**Task prompt:**
The answer must be a single number: how many lines in this listing hold the word "corner".

:: Input ::

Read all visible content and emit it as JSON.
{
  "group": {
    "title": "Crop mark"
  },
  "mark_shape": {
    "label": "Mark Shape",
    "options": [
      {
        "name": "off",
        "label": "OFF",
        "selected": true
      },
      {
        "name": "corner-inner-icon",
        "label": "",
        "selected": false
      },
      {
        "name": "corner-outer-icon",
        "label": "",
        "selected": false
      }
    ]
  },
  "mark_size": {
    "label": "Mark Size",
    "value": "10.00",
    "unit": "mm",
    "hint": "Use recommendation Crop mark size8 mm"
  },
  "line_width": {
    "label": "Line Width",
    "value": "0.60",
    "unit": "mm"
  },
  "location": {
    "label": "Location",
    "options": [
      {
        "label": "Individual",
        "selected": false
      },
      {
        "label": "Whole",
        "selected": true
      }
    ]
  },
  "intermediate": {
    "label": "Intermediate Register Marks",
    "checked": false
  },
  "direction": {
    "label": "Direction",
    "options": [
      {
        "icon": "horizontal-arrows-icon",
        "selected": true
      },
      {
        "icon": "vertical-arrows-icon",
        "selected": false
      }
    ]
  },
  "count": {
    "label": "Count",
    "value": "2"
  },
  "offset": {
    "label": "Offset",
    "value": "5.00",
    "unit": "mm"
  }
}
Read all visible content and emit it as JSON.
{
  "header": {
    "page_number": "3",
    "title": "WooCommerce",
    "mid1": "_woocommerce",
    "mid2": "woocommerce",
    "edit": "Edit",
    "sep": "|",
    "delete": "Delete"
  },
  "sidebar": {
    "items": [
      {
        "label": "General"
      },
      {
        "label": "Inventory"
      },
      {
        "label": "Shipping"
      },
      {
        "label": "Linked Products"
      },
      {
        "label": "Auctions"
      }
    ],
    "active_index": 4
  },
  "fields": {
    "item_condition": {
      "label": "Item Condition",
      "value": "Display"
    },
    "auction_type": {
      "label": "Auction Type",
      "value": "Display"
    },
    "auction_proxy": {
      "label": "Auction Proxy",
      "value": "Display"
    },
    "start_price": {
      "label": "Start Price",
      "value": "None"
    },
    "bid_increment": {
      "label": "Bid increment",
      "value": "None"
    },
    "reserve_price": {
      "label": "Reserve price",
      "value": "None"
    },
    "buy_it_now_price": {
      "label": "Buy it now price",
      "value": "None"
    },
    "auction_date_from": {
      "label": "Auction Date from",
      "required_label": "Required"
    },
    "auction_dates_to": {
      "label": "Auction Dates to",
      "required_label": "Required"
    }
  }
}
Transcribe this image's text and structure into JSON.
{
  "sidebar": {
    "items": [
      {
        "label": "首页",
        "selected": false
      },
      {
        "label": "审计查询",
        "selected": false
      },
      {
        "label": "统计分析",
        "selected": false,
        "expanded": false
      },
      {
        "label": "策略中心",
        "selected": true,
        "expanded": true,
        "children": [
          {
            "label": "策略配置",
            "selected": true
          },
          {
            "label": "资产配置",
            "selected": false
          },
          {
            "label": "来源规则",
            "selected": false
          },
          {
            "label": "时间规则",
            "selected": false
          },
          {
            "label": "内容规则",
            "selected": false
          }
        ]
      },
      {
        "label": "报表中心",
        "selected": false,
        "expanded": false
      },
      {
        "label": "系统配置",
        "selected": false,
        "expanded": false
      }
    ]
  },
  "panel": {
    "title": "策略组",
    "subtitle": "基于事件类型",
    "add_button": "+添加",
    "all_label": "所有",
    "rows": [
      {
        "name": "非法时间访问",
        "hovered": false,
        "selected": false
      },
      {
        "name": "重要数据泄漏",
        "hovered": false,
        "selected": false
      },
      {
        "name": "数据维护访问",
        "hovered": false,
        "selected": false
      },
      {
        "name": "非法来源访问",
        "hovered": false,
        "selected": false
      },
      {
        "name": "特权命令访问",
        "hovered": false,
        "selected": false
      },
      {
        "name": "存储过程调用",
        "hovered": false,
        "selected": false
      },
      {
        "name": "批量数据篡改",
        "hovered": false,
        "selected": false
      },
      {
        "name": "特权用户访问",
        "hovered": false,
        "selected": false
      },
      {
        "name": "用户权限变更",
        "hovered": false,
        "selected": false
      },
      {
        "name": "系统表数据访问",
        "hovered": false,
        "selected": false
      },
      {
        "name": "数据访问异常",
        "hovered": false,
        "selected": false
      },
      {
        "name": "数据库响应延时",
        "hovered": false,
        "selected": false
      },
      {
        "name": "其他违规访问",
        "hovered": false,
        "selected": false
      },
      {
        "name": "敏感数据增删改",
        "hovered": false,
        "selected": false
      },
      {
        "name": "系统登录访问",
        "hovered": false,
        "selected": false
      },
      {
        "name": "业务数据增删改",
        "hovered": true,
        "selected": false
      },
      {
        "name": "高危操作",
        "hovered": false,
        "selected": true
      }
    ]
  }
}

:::

**Response to this exercise:**
2